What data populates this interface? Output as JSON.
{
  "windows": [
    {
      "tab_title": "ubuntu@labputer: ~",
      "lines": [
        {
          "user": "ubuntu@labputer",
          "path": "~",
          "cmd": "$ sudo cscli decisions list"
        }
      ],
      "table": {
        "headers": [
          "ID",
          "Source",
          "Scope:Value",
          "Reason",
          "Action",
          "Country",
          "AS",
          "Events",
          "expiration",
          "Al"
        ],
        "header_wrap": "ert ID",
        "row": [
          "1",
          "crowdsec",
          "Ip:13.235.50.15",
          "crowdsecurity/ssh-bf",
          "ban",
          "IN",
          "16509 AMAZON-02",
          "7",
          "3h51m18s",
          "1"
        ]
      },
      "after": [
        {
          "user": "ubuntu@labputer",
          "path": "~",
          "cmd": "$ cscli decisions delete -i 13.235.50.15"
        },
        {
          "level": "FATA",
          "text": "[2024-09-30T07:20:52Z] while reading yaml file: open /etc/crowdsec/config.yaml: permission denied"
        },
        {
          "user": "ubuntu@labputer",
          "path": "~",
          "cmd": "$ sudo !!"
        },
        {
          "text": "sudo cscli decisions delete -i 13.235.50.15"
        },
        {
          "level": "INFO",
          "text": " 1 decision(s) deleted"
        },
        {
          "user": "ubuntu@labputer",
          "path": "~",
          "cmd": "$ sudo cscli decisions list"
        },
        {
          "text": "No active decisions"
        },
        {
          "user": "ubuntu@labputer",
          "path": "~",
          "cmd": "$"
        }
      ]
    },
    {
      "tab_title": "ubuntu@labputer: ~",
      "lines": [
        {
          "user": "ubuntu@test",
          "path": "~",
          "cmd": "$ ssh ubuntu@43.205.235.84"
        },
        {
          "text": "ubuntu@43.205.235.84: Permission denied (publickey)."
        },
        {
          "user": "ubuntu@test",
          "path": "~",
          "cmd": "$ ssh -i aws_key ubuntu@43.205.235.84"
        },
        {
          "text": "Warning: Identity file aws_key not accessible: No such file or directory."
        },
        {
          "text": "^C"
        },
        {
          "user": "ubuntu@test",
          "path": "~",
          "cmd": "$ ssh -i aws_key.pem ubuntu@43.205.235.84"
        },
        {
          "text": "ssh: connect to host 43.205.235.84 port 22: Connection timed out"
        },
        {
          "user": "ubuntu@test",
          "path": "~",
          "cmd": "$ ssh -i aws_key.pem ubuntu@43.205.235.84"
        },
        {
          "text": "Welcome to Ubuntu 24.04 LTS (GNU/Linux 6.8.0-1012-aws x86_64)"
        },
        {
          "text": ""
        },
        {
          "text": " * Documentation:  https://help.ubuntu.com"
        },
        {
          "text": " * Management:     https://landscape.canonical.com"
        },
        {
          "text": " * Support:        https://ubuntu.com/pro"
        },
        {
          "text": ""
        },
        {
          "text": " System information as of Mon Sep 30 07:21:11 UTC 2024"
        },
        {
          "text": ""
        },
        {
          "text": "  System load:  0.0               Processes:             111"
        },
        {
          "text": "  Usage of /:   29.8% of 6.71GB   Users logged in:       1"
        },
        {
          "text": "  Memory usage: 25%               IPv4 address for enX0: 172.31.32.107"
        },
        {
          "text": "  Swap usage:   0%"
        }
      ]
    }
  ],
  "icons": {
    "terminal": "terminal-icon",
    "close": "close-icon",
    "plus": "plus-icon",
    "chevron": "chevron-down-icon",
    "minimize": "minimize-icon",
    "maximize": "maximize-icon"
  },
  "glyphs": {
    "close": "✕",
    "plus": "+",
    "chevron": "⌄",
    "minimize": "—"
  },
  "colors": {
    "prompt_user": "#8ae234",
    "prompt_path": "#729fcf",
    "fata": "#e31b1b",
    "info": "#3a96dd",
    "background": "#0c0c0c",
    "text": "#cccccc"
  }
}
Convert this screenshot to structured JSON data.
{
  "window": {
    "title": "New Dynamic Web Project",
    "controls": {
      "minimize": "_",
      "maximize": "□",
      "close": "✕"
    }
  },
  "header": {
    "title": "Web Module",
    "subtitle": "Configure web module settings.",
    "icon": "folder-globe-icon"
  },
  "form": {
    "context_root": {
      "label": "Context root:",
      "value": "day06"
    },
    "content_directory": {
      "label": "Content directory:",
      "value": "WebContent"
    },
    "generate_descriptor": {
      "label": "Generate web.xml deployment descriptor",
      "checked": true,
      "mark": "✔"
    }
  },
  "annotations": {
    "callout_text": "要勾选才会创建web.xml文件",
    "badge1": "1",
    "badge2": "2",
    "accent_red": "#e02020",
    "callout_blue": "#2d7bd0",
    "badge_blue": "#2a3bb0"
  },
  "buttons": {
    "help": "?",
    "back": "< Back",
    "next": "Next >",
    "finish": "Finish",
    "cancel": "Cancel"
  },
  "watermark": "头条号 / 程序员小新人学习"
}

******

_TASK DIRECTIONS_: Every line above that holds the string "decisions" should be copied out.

_OUTPUT OF THE EXERCISE_:
          "cmd": "$ sudo cscli decisions list"
          "cmd": "$ cscli decisions delete -i 13.235.50.15"
          "text": "sudo cscli decisions delete -i 13.235.50.15"
          "cmd": "$ sudo cscli decisions list"
          "text": "No active decisions"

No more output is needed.